§ Work to complete
Among the entries below, find every line that contains the string "progress", then copy it.

§ Dataset rows for apps and sites
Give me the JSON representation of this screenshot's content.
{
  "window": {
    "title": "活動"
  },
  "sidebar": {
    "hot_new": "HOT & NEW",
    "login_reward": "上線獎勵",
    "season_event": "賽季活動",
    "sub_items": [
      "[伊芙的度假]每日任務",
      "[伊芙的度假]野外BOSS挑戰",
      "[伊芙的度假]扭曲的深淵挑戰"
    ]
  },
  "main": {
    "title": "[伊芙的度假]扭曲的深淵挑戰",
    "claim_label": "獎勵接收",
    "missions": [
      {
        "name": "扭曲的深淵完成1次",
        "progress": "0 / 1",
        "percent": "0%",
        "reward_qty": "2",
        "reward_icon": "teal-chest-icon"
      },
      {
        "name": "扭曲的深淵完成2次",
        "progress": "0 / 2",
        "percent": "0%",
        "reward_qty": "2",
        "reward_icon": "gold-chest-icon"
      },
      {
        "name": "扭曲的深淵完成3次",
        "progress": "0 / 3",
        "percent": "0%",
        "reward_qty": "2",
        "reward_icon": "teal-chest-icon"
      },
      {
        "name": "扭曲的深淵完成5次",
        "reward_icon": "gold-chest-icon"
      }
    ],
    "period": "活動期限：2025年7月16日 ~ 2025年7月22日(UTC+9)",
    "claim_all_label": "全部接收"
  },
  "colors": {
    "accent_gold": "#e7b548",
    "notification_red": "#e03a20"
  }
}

§ Output for this exercise
        "progress": "0 / 1",
        "progress": "0 / 2",
        "progress": "0 / 3",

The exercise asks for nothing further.